Meanwhile, authorities in Akita are looking for someone to “assume control” of a hot-spring hotel complex in the resort town of Yuzawa—for free.


79 percent
Support rate for the resumption of a six-day week for public school students, according to a newspaper poll

26.3 percent
Increase in the number of overseas visitors to Japan in March compared to a year earlier, thanks largely to the stronger yen, according to the JNTO

¥5.4 trillion
Estimated cost to repair expressway bridges and tunnels nationwide over the next 100 years, according to industry groups

Welcome to the future: Control your computer with a wave of your hand
3 hours ago by Rachel Tackett
In recent months researchers at Japan’s largest IT service provider, Fujitsu, have collaborated with their Chinese research and development branch to engineer a new type of 3-D motion detection software that could revolutionize the way we use computers.
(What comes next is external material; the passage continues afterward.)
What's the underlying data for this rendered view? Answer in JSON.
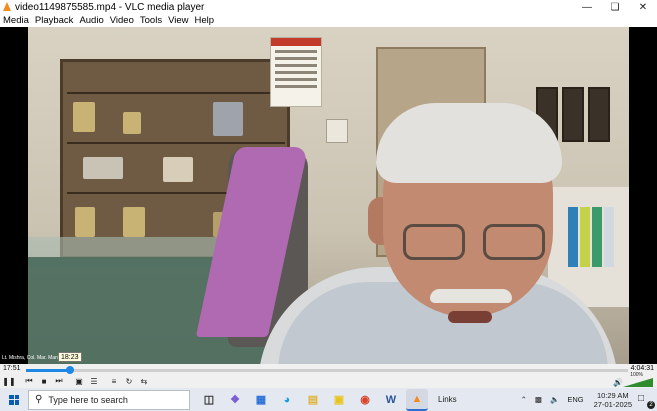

It might not be long before the computer mouse is obsolete, as users will need only to flick their wrists and tap the air to navigate through links and menus.

Up until now, motion sensors of this kind only worked in two dimensions, up-down and left-right. 3-D motion detection was only possible with multiple cameras or special light emissions to measure depth. However, thanks to Fujitsu’s stellar engineering, computers can register the relative depth of an object using only a single lens camera.

Ghost Busters

Are Just A Number

Made Them Do It

Leading scholars launch group against revising Constitution’s Article 96

The Mainichi
A group of 36 professors of constitutional law and other prominent scholars have launched an organization advocating against the ruling Liberal Democratic Party’s move to amend Article 96 of the Constitution.

The group, called “96-jo no kai” (Article 96 Association), has both supporters and opponents of constitutional amendments among its members. The group is specifically opposed to amending Article 96 to make it easier for the Diet to initiate constitutional revisions.